What Exactly Is Diamond Clarity?
Diamond clarity is a quality characteristic that refers to how numerous and visible the natural flaws in a stone are.
The internal imperfections (inclusions) in a diamond occurred at the time of its formation and can look like lines, black spots, crystals, etc.
The more of these defects a stone has, and the bigger they are, the lower the clarity grade assigned to the diamond.
How Much Diamond Clarity Affects Brightness
Diamond clarity does not affect the brightness of a stone as much as many people think.
A diamond with a lower clarity grade is not necessarily less bright than a higher-clarity stone, and vice versa.
There are two main reasons clarity does not necessarily equal brightness.
First, most diamond inclusions are very small and not visible enough to affect brightness noticeably.
Second, even in stones with visible inclusions, the flaws do not take up as much space to affect significantly how light passes through the stone and diminish its brightness.
For all these reasons, top-clarity diamonds do not look much different in terms of brightness from mid- to low-clarity stones of similar color and cut.
What Affects Diamond Brightness?
In general, how bright a diamond looks is determined by how much light is allowed to enter the stone and be reflected by it.
The characteristics affecting diamond brightness the most are the stone’s cut, color, and cleanliness.
Overlooked by many people, cut is probably the most important factor determining how bright and sparkly a stone looks.

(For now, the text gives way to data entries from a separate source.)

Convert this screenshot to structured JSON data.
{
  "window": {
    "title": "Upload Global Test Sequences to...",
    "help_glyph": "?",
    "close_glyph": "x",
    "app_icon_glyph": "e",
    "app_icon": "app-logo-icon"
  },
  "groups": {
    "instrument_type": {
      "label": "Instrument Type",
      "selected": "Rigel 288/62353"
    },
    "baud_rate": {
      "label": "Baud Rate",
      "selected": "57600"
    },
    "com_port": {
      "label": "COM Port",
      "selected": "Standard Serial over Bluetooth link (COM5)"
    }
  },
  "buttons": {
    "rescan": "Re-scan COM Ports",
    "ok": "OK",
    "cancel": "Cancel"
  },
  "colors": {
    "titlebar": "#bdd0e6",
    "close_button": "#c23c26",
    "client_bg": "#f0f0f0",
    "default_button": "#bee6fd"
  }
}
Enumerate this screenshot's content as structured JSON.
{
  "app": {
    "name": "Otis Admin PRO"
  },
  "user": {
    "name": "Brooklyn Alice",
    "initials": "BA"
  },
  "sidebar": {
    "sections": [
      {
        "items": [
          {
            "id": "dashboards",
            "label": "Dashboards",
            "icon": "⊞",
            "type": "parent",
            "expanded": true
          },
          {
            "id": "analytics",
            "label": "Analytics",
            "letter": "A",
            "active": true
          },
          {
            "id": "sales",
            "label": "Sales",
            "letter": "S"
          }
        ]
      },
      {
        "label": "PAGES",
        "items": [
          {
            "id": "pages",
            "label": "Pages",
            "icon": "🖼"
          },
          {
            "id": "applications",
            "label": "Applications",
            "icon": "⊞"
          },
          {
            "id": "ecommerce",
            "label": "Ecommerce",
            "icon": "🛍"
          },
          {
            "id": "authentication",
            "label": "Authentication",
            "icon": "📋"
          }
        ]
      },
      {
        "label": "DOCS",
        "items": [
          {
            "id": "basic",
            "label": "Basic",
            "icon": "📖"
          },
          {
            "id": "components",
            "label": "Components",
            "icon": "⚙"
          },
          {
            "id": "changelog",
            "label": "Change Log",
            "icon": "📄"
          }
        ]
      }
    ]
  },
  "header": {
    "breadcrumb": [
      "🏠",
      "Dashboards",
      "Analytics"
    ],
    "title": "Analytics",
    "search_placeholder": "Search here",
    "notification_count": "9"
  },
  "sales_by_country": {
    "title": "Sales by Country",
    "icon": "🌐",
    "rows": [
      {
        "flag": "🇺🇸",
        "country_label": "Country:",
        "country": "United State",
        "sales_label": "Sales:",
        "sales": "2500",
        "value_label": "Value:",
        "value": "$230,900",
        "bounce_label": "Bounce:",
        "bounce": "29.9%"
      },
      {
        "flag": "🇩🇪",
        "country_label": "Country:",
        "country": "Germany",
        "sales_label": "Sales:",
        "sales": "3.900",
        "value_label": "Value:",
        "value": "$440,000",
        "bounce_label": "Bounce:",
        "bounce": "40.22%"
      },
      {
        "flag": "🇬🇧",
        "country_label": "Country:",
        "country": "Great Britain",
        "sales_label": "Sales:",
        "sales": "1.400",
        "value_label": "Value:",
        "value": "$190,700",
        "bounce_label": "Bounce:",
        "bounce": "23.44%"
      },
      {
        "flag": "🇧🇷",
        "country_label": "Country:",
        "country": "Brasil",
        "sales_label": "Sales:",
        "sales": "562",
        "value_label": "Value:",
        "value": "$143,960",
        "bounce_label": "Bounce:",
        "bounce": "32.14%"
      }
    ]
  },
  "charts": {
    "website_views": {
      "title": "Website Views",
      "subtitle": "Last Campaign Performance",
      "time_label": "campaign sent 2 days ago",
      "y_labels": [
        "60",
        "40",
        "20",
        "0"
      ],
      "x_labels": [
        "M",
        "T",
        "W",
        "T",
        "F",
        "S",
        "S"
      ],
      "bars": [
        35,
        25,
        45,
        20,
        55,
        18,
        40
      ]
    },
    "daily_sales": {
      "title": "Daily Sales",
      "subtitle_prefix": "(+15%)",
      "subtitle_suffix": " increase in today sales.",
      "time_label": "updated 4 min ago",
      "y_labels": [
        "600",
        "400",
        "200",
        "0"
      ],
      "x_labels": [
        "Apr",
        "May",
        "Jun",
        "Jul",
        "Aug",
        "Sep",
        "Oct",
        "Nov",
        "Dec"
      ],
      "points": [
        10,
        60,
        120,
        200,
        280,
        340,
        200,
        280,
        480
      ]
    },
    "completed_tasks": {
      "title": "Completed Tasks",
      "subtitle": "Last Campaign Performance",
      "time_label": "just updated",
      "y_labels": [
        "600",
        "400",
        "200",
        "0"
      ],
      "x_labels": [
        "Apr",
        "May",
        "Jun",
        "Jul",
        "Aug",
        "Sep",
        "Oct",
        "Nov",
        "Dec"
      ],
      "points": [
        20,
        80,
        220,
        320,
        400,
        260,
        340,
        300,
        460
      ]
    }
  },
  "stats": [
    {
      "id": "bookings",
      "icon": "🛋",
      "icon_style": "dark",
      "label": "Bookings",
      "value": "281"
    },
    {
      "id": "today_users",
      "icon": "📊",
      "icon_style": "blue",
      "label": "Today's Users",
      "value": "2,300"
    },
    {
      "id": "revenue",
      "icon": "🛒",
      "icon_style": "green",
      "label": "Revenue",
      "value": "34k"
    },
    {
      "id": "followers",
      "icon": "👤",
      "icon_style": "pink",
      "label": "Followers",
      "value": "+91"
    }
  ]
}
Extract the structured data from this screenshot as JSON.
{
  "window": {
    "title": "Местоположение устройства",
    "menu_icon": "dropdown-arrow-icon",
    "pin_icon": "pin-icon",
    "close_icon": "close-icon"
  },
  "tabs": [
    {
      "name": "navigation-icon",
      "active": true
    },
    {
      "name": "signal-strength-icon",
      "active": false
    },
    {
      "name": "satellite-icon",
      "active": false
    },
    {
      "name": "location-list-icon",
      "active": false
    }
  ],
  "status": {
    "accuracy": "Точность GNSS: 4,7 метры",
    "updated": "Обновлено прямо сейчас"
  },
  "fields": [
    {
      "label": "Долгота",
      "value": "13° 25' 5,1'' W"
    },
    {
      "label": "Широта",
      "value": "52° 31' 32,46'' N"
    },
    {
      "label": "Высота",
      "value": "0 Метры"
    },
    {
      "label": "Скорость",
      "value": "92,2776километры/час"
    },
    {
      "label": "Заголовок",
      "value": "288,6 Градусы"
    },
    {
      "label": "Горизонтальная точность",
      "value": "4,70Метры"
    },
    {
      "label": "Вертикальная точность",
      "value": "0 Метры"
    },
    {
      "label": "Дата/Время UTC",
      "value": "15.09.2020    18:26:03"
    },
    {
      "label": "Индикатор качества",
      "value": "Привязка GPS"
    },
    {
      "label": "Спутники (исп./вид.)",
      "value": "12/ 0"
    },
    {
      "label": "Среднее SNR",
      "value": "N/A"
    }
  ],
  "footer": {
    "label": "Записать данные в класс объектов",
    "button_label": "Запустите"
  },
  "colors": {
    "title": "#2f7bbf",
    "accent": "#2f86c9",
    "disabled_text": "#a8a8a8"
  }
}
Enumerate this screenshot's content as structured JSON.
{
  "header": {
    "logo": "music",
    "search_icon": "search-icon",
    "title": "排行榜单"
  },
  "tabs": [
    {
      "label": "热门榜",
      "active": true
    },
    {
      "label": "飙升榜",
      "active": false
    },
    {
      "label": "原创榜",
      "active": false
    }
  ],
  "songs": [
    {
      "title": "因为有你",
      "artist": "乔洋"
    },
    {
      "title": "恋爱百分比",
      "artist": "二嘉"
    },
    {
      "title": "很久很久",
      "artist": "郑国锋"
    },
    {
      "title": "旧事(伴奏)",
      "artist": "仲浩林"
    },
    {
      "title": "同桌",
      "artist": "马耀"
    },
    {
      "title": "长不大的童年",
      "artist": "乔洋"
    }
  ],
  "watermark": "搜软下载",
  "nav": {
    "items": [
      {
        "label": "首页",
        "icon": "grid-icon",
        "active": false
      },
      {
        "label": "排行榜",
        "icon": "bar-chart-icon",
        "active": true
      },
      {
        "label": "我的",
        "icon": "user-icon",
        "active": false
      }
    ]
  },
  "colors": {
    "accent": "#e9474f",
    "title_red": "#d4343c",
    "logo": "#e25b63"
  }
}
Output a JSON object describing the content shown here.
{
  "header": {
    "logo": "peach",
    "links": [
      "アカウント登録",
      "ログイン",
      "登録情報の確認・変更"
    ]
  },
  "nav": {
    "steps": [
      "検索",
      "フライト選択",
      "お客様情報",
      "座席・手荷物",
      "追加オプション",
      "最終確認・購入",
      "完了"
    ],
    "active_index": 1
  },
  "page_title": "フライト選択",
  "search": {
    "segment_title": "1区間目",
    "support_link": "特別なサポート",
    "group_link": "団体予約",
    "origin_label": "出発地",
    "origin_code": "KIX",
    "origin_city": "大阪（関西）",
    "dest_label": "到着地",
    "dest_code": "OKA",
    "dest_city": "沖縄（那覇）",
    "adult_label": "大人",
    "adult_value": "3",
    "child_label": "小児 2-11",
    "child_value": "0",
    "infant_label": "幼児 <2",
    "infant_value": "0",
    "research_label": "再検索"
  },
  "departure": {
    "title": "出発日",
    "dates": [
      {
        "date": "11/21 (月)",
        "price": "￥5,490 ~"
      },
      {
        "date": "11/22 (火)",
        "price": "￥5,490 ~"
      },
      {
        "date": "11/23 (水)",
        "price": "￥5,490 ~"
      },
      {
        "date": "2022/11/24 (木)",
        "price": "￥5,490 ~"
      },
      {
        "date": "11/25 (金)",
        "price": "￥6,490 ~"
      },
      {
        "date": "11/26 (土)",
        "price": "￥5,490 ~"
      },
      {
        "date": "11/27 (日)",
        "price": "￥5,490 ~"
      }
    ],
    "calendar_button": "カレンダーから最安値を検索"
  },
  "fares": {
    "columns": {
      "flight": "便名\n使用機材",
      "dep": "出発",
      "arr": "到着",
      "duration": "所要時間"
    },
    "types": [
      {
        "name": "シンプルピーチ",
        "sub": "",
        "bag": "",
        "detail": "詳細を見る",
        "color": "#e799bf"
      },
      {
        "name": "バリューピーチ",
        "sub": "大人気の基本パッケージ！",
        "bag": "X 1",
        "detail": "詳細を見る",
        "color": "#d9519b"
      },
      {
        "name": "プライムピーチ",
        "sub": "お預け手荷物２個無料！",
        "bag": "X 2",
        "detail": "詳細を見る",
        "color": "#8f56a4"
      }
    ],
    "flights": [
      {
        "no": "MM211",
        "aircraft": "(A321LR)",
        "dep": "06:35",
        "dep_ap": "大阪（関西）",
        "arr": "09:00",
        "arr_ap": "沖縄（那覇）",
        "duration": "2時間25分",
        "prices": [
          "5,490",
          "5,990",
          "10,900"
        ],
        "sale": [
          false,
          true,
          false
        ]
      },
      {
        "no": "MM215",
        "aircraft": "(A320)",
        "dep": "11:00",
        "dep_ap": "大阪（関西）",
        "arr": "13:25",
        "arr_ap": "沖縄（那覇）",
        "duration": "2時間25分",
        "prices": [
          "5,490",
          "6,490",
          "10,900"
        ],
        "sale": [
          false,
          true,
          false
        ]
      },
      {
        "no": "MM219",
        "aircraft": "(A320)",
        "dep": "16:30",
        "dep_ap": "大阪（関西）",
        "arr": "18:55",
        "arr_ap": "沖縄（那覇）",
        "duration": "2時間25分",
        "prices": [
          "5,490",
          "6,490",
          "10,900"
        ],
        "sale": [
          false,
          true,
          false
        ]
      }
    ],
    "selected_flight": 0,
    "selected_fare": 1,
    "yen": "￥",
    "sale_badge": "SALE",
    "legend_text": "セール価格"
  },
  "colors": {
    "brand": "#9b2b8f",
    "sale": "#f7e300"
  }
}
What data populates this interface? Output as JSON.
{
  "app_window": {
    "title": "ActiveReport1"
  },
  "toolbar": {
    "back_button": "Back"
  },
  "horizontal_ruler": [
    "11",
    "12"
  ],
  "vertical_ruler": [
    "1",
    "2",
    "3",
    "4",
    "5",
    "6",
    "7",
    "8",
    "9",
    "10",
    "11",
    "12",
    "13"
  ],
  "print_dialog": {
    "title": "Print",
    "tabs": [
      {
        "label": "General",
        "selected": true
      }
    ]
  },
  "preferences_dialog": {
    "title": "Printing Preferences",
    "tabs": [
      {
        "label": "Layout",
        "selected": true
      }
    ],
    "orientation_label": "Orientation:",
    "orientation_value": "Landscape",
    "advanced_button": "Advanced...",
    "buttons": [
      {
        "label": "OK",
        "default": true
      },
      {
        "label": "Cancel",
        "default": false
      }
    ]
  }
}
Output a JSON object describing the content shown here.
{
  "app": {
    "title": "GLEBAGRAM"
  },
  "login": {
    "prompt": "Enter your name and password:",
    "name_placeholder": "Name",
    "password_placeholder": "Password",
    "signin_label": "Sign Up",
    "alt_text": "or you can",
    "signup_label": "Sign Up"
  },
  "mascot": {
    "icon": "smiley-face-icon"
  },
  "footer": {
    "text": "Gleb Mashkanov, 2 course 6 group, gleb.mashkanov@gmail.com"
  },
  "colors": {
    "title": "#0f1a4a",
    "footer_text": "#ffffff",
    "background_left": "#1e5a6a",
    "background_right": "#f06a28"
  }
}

The reason for this is simple: The shape and proportions of a diamond affect how it bends light, how much of it will be reflected, and how much will leak out of the stone.
Well-cut diamonds reflect most of the light that falls onto them and thus appear brighter.
Poorly cut stones, on the other hand, let most of the light entering them leak out without being seen, and that’s why they look dark and dull.
Cut is so important for brilliance and brightness that poorly cut stones of top clarity can look less bright than poor-clarity diamonds with a very good or excellent cut.
Although color does not fundamentally affect how a diamond reflects light as much as cut does, it can still make a stone look brighter or darker.
This effect depends very much on what tints a stone has and how intense they are.
Generally, the whiter a stone, the brighter it appears, and whiteness in diamonds simply refers to how colorless they are.
Diamonds whose color is graded lower have stronger yellowish and brownish tints than higher-graded stones.
So, diamonds that have more color can appear less bright compared to stones that are more colorless and look whiter.
How clean a diamond is also affects its brightness.
Stones that haven’t been cleaned for some time often look dark and lifeless because the dirt accumulated on their surface stops light from entering them.
The flaws in such diamonds also become more visible because the stone’s brilliance and sparkle that can make its inclusions less noticeable are now diminished, making all imperfections stick out.